Coming in as defence coach, Irishman Jerry Flannery will have one of, if not the biggest role to fill in the new Springbok management set-up as the world champions start preparing for the 2027 Rugby World Cup.
They lost the mastermind of their defensive plans, former mentor Jacques Nienaber, who made the Boks one of the stingiest sides in world rugby when it came to scoring tries against them.
The Boks became a tackling force under Nienaber – first when he was an assistant coach and then as the head coach – as they took their defensive strategies to new heights.
They conceded only four tries over three play-off matches at last year's World Cup against hosts France, England and New Zealand.
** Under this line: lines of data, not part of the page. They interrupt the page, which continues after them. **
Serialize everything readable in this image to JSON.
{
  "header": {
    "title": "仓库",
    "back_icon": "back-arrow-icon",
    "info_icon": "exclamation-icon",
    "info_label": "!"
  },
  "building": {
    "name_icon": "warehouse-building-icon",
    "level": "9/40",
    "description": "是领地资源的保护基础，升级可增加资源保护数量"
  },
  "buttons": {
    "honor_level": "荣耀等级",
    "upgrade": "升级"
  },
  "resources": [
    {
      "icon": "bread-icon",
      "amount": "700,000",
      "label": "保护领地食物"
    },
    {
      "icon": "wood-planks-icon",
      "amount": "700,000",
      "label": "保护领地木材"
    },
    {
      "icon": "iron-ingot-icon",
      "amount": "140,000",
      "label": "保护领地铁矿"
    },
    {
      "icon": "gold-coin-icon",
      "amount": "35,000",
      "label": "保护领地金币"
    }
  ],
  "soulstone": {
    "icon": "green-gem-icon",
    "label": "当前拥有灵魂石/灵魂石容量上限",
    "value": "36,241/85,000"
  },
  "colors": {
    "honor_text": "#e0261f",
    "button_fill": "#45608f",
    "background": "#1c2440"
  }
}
Flannery, a former hooker, has been the defence guru at Harlequins, and will step into the role with massive pressure on him, especially with the first official series of the Boks being against the country he played for.
The pressure will be about getting to know and understand how the Bok defensive plans work, and there will be extra pressure to get them ready over the next couple of months before Ireland arrive for the two-Test series in Pretoria and Durban on July 6 and 13 respectively.
Nienaber left an indelible mark on Bok rugby, especially in fixing a defensive system that leaked 57 points against the All Blacks in Albany back in 2017.
It’s especially their calmness under pressure during big defensive plays that made the Boks’ defence the stand-out aspect under Nienaber.
That massive line-speed in the back line, cutting off the attack of their opponents at the centre or digging in on the tryline and keeping their opponents from burrowing over, were trademarks of the Nienaber era.
Rassie Erasmus, the Springbok head coach, will allow Flannery as much time as possible to settle in and get used to what the system demands from him.
At the same time, the South Africans will hope their defence does not take a knock in the absence of Nienaber.
Flannery will get a first taste of exactly how things work in the national set-up during the upcoming alignment camps as they prepare for the Irish invasion.
A good defensive showing against his countrymen will go a long way in winning the trust of the fickle South African supporters early on in Flannery’s Bok coaching career.
He will definitely not change much of the winning defensive recipe that is already installed at the world champions.
But if Flannery can help them sharpen up on some small detail, while adding his flavour to it, it will be a major win in the Springboks’ books.